** Information supplied follows **
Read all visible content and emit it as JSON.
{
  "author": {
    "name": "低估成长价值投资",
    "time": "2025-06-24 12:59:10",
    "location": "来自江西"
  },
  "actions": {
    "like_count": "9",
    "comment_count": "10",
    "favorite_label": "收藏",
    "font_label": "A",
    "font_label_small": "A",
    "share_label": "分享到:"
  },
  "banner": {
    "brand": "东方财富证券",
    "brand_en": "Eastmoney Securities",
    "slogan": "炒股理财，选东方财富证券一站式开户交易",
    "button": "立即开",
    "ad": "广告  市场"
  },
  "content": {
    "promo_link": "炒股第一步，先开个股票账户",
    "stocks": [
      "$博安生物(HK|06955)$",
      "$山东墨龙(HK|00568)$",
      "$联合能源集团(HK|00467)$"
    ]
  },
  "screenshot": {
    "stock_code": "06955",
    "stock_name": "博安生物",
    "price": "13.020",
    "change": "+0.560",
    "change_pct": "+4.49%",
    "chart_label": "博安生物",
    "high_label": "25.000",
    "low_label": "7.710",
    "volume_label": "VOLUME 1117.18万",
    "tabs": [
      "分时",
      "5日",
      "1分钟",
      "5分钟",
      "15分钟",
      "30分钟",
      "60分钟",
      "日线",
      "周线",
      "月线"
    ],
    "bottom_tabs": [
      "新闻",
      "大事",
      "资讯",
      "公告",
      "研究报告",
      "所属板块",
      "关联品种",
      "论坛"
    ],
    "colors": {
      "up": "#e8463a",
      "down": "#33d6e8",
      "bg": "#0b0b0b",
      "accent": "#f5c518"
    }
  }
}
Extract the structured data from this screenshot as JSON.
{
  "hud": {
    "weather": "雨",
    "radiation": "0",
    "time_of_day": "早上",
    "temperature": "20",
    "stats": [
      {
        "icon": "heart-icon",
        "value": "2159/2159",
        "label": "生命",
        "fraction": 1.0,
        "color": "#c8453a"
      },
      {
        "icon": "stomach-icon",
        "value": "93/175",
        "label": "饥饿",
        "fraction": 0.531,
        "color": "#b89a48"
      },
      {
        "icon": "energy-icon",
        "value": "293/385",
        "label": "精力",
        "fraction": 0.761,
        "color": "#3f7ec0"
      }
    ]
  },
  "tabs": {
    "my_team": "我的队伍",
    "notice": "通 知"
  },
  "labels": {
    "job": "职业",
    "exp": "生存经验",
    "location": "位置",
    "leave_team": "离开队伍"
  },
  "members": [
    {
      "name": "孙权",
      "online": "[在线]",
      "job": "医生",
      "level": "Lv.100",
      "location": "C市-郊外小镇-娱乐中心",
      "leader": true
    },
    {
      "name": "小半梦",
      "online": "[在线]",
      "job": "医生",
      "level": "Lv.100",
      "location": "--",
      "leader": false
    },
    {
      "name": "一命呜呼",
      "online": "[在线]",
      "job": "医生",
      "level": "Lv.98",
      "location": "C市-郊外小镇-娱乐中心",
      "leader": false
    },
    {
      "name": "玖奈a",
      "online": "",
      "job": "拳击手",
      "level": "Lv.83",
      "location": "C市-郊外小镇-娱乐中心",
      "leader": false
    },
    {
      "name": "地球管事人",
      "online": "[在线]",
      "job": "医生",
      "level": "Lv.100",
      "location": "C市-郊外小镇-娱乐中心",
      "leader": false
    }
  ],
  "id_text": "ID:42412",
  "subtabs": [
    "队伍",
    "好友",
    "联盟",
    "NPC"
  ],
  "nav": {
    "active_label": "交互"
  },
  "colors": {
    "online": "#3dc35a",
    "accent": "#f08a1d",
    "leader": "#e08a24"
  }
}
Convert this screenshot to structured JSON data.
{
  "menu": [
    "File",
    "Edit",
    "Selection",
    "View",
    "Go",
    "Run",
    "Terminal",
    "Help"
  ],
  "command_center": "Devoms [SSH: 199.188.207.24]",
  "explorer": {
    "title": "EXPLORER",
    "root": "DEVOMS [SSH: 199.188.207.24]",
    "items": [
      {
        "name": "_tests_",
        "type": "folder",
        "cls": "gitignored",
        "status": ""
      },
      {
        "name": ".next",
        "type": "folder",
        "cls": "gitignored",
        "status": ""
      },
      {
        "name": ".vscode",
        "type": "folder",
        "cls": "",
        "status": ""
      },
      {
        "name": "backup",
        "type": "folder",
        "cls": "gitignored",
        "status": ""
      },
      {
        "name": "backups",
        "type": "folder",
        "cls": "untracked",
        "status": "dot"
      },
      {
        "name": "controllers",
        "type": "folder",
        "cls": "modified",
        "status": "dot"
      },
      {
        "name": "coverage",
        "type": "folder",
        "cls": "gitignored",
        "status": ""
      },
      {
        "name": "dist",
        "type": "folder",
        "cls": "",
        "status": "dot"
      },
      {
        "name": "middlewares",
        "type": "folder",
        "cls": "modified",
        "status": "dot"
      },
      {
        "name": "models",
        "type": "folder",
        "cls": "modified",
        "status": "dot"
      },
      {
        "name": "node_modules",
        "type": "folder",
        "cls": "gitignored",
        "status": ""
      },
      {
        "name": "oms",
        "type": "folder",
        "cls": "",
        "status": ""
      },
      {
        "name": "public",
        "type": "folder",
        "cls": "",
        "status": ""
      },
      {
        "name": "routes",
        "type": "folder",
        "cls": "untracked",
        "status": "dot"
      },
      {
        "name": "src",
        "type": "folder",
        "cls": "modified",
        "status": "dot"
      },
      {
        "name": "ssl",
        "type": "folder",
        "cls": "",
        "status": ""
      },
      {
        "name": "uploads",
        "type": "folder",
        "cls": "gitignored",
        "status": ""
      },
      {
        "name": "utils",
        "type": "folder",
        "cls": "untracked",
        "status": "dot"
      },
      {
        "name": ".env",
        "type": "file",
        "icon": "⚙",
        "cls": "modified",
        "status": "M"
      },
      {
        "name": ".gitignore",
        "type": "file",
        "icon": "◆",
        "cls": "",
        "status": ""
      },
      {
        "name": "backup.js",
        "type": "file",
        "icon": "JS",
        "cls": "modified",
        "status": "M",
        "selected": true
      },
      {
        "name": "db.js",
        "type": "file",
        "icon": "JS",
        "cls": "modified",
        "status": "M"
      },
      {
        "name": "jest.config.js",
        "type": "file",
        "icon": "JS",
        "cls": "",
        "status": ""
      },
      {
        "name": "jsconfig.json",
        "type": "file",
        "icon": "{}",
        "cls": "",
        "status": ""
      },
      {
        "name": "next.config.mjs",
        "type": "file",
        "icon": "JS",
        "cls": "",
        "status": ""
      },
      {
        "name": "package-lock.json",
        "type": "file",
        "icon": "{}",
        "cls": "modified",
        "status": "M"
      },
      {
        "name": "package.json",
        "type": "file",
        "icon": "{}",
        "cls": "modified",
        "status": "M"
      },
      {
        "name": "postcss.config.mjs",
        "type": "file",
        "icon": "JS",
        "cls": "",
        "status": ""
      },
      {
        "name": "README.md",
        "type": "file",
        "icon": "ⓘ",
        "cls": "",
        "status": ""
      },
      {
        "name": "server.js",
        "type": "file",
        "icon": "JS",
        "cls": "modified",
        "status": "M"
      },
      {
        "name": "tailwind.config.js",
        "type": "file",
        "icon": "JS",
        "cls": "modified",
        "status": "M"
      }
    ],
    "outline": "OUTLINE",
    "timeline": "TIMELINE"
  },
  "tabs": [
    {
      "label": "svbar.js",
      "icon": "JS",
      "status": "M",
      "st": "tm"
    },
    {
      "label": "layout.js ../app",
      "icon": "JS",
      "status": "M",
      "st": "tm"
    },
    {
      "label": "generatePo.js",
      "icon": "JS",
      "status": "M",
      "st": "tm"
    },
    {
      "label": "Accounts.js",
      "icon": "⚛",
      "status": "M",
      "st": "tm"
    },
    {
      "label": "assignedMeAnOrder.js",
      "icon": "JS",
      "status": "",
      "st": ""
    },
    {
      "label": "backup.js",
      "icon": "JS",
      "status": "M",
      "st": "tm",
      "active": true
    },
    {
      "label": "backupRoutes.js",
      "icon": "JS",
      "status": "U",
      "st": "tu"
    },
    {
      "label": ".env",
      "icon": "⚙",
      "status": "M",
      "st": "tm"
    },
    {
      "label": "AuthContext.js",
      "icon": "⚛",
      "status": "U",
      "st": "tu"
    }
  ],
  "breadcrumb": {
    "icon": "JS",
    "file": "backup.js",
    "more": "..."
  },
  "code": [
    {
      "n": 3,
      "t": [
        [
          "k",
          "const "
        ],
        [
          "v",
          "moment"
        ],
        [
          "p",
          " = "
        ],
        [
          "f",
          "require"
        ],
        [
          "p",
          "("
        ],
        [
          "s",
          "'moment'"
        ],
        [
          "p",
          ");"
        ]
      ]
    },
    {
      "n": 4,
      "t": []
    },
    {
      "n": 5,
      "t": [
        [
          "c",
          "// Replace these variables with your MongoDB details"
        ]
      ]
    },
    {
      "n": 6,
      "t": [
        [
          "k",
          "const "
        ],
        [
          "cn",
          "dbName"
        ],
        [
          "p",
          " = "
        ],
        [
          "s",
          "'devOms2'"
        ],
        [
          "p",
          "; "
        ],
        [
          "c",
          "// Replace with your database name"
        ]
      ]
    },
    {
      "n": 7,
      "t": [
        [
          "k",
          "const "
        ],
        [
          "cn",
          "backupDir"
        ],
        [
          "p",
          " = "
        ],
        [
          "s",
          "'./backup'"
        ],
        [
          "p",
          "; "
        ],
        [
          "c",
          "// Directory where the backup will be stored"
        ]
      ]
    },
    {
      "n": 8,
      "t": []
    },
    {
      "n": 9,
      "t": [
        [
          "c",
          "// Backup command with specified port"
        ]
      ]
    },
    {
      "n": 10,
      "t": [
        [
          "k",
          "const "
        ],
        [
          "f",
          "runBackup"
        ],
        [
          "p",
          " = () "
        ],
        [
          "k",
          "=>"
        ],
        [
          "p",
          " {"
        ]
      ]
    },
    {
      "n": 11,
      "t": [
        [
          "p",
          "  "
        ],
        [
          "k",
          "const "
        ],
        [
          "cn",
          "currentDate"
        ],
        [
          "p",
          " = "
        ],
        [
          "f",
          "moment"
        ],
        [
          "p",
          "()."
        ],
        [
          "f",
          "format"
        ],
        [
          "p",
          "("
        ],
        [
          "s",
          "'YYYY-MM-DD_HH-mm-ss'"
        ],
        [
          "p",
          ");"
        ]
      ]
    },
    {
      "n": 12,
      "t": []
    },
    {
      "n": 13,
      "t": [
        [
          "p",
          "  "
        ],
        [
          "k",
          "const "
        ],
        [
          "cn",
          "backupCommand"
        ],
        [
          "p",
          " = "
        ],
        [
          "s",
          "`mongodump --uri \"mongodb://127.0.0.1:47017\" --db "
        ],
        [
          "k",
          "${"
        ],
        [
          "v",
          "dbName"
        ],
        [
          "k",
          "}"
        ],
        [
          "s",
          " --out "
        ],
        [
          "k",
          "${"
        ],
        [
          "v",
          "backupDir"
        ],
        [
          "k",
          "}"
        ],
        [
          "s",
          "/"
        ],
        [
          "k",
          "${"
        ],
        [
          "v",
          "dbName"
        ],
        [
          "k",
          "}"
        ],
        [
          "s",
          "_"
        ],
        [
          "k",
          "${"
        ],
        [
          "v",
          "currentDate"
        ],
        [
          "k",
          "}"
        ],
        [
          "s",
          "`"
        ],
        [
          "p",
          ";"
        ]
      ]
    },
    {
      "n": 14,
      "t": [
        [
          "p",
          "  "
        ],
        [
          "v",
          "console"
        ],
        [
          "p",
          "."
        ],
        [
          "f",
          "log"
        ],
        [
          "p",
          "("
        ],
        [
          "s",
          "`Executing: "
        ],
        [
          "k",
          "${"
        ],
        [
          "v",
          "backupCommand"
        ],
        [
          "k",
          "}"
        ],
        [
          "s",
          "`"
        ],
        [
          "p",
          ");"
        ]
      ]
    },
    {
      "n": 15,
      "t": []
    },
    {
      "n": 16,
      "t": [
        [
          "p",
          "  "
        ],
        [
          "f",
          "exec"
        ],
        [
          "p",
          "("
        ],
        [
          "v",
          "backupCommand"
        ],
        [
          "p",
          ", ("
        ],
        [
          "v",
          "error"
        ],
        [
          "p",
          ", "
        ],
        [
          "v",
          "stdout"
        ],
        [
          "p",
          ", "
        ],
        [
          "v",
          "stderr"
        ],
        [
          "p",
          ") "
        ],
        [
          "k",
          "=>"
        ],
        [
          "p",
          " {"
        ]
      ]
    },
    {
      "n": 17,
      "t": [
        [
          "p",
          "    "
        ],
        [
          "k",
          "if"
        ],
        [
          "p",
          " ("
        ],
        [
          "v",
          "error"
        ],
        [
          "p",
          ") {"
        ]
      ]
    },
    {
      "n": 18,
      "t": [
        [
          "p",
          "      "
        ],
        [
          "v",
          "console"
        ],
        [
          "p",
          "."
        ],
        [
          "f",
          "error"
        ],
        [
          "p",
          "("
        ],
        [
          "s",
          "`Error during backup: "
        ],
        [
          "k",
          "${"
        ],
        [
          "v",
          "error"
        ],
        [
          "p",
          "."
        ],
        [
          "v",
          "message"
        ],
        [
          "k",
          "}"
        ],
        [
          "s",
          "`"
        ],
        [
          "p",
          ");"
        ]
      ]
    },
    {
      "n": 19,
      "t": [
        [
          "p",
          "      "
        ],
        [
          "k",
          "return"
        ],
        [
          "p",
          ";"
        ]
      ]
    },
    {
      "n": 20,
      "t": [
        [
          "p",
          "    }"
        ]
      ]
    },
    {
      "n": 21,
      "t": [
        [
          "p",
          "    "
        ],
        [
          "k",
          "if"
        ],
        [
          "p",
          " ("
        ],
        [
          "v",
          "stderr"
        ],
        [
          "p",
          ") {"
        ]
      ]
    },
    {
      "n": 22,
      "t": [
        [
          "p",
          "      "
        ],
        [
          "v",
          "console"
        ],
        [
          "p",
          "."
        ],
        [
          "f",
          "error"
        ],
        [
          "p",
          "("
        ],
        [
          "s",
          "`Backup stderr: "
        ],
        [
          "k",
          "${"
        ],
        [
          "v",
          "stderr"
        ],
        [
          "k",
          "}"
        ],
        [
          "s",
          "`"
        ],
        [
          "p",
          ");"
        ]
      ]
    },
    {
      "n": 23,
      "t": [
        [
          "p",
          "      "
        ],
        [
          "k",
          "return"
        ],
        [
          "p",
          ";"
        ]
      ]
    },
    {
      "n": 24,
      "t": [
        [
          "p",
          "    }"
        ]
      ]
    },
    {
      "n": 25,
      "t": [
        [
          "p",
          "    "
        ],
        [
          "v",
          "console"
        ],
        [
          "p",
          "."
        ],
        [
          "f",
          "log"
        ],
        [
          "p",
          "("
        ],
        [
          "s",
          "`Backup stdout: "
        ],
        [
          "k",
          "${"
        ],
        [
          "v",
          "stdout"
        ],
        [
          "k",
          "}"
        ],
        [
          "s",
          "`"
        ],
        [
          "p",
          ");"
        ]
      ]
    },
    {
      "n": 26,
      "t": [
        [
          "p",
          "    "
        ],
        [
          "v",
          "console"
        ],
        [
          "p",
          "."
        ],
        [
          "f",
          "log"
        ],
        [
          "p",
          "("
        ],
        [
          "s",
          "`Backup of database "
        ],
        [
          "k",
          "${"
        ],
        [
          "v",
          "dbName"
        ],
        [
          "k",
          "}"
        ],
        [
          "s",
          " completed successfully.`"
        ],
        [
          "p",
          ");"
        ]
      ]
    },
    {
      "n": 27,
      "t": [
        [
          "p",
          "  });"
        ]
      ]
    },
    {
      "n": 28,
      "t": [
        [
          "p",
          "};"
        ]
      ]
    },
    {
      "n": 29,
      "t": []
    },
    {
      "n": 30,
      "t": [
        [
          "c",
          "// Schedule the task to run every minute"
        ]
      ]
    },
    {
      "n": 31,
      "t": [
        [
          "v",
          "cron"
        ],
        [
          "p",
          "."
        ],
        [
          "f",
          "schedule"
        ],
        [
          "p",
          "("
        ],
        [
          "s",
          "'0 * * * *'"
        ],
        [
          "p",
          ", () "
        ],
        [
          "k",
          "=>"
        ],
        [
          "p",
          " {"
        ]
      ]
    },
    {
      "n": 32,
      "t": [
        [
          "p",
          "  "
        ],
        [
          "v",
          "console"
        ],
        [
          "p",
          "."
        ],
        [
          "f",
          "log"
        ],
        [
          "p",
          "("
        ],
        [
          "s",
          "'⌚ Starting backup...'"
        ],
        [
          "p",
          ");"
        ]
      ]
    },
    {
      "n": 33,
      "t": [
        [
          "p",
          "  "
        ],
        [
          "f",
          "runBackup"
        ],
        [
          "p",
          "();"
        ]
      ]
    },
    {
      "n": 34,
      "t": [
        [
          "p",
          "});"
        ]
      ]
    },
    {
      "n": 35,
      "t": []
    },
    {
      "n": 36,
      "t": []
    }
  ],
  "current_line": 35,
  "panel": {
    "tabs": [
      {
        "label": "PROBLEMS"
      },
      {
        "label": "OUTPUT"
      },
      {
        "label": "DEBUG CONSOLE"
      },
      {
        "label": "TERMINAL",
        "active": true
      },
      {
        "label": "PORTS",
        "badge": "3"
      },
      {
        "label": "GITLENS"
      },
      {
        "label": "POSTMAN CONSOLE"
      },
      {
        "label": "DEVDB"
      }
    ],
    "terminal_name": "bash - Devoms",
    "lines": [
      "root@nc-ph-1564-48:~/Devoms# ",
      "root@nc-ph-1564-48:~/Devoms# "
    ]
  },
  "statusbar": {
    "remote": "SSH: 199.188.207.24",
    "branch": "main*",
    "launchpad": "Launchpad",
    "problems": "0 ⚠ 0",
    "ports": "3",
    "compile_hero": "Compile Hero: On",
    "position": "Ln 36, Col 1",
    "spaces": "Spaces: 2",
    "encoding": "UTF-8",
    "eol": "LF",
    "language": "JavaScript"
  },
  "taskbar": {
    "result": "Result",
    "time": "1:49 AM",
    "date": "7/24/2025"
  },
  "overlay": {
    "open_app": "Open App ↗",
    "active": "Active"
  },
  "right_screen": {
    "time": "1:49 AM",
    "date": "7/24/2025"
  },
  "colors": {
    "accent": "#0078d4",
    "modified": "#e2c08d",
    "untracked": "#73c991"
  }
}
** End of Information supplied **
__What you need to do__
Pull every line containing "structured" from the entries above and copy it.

__Exercise answer__
Extract the structured data from this screenshot as JSON.
Convert this screenshot to structured JSON data.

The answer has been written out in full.